[Task brief]: Copy out once more, exactly, the line with "Enumerate this screenshot's" and all the lines after it, up to the last line of the data.

[Exercise input]:
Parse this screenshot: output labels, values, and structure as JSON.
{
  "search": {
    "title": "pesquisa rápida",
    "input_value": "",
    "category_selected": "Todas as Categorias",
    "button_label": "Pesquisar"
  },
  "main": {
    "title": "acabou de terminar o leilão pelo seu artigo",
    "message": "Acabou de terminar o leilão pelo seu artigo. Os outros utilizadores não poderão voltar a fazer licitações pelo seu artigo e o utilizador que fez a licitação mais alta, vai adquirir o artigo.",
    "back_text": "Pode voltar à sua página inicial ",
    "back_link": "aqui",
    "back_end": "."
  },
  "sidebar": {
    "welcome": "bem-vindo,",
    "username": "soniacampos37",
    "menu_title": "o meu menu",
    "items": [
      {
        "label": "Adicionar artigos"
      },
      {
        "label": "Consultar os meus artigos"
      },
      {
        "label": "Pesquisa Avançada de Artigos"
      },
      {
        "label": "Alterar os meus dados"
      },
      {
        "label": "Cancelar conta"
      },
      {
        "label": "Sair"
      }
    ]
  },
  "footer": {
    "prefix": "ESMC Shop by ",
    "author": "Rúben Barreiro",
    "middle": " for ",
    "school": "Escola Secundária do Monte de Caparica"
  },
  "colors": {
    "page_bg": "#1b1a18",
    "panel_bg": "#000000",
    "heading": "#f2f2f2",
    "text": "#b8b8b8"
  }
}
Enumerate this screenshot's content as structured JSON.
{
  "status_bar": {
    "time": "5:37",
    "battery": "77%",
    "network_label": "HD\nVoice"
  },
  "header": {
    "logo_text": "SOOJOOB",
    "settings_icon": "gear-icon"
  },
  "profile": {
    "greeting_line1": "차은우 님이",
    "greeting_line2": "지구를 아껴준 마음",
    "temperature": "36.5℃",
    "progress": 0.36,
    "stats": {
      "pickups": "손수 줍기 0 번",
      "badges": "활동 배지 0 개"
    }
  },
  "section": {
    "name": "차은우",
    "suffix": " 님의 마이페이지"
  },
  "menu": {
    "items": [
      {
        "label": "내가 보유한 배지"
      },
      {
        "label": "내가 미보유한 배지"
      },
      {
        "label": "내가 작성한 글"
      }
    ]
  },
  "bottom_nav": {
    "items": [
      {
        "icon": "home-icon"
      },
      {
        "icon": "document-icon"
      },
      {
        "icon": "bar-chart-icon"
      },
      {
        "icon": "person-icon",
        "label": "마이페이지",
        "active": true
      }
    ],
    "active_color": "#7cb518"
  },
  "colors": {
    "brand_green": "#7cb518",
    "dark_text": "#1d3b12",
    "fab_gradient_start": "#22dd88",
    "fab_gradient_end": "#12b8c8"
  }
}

[Answer to this problem]:
Enumerate this screenshot's content as structured JSON.
{
  "status_bar": {
    "time": "5:37",
    "battery": "77%",
    "network_label": "HD\nVoice"
  },
  "header": {
    "logo_text": "SOOJOOB",
    "settings_icon": "gear-icon"
  },
  "profile": {
    "greeting_line1": "차은우 님이",
    "greeting_line2": "지구를 아껴준 마음",
    "temperature": "36.5℃",
    "progress": 0.36,
    "stats": {
      "pickups": "손수 줍기 0 번",
      "badges": "활동 배지 0 개"
    }
  },
  "section": {
    "name": "차은우",
    "suffix": " 님의 마이페이지"
  },
  "menu": {
    "items": [
      {
        "label": "내가 보유한 배지"
      },
      {
        "label": "내가 미보유한 배지"
      },
      {
        "label": "내가 작성한 글"
      }
    ]
  },
  "bottom_nav": {
    "items": [
      {
        "icon": "home-icon"
      },
      {
        "icon": "document-icon"
      },
      {
        "icon": "bar-chart-icon"
      },
      {
        "icon": "person-icon",
        "label": "마이페이지",
        "active": true
      }
    ],
    "active_color": "#7cb518"
  },
  "colors": {
    "brand_green": "#7cb518",
    "dark_text": "#1d3b12",
    "fab_gradient_start": "#22dd88",
    "fab_gradient_end": "#12b8c8"
  }
}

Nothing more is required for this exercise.